- The emission factors for rail transport have been updated to the current and location-specific values in the Ecoinvent scientific databases.
The extraordinary circumstances due to the Covid-19 pandemic normalised during the year under review. The number of staff working in office buildings has gone up and the number of business trips has increased due to the lifting of restrictions (+14% per FTE). In the aftermath of the pandemic, mobile working has become more firmly established in the corporate culture. Swiss Life has thus also continued to drive digitalisation measures, such as projects to support advisory processes. As a result, there have been further reductions in paper consumption compared to the last three years (–14% per FTE). Energy consumption continued to fall year-on-year (–8% per FTE); this was due on the one hand to the cessation of increased ventilation and heating requirements during the pandemic and on the other hand to increased awareness campaigns in connection with energy scarcity. Overall, total emissions per FTE increased by 9% compared to the previous year. This was due among other things to a one-off boat trip in Germany that served as an incentive (2520 t CO₂ equivalents).
Since 2021, all electricity used by Swiss Life has originated from renewable energy sources.

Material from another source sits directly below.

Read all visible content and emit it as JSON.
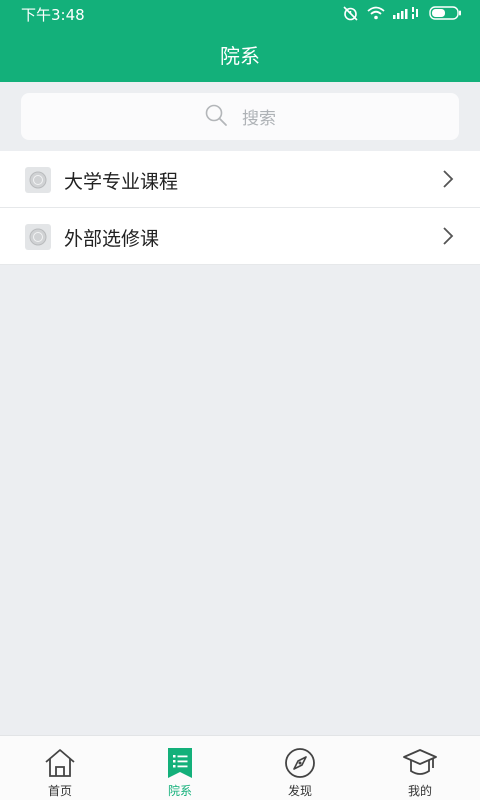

By the end of 2024, Swiss Life intends to reduce total emissions per FTE by 35% compared to 2019. By the end of 2022, total emissions per FTE were 34% lower than in 2019.
Further information can be found in the Sustainability Report (section “Operational ecology”).
Absolute environmental indicators
|Total building energy||kWh||32 812 574||36 127 586||35 045 099|
|Electricity consumption in buildings||kWh||17 204 564||18 429 450||19 372 119|
|Proportion of renewable electricity||%||100||100||89|
|Fuel consumption in buildings||kWh||11 774 610||13 463 628||11 506 046|
|Fossil fuel consumption||kWh||11 110 147||12 715 301||10 825 272|
|Renewable energy consumption||kWh||664 463||748 327||680 774|
|Proportion of renewable fuels||%||6||6||6|
|Consumption of district heating in buildings||kWh||2 191 895||2 535 065||2 234 785|
|Extrapolation of entire building energy Group||kWh||1 641 505||1 699 443||1 932 149|
|Total business travel||km||40 070 743||35 486 181||30 412 731|
|Rail journeys||km||10 663 632||6 800 421||4 217 275|
|Car trips own fleet and leased vehicles||km||12 308 997||14 692 678||18 384 380|
|Car trips in third-party vehicles – rental cars, travel expenses and taxis||km||11 136 998||10 841 792||3 884 740|
|Air transport||km||5 355 048||2 677 749||2 984 351|
|Extrapolation of all business travel Group||km||606 068||473 540||941 984|
|Total paper consumption||kg||564 154||664 263||621 906|
|Proportion of recycled paper||%||17||19||10|
|Extrapolation of total paper consumption Group||kg||31 304||34 242||39 752|
|Total water consumption||m3||59 426||59 655||63 217|
|Extrapolation of total water consumption Group||m3||4 082||3 494||3 855|
|Total waste||kg||684 475||585 826||564 268|
|Extrapolation of total waste Group||kg||42 742||34 493||33 352|
|Total loss of coolants and refrigerants||kg||34||25||–|
|Total emissions||t CO2e||16 362||15 080||13 865|
|Scope 1 emissions||t CO2e||7 406||8 585||9 313|
|Scope 2 emissions||t CO2e||414||516||782|
|Scope 3 emissions||t CO2e||8 542||5 979||3 770|
|Scope 3 emissions Cat. 1 "Purchased goods & services (paper, water)"||t CO2e||512||592||586|
|Scope 3 emissions Cat. 3 "Energy activities"||t CO2e||906||1 045||932|
|Scope 3 emissions Cat. 5 "Waste"||t CO2e||195||170||196|
|Scope 3 emissions Cat. 6 "Business travel" 1||t CO2e||6 930||4 172||2 057|
Relative environmental indicators per FTE
|Number of full-time employees||FTE||10 126||10 219||9 824|
|Building energy||kWh/FTE||3 241||3 535||3 567|
|Business travel||km/FTE||3 957||3 473||3 096|
|Total emissions||kg CO2e/FTE||1 616||1 476||1 411|
|Scope 1 emissions||kg CO2e/FTE||731||840||948|
|Scope 2 emissions||kg CO2e/FTE||41||51||80|
|Scope 3 emissions||kg CO2e/FTE||844||585||384|
1 In the year under review, Swiss Life Germany took a boat trip as an extraordinary incentive (CO2 emissions totalling 2520 t CO2e).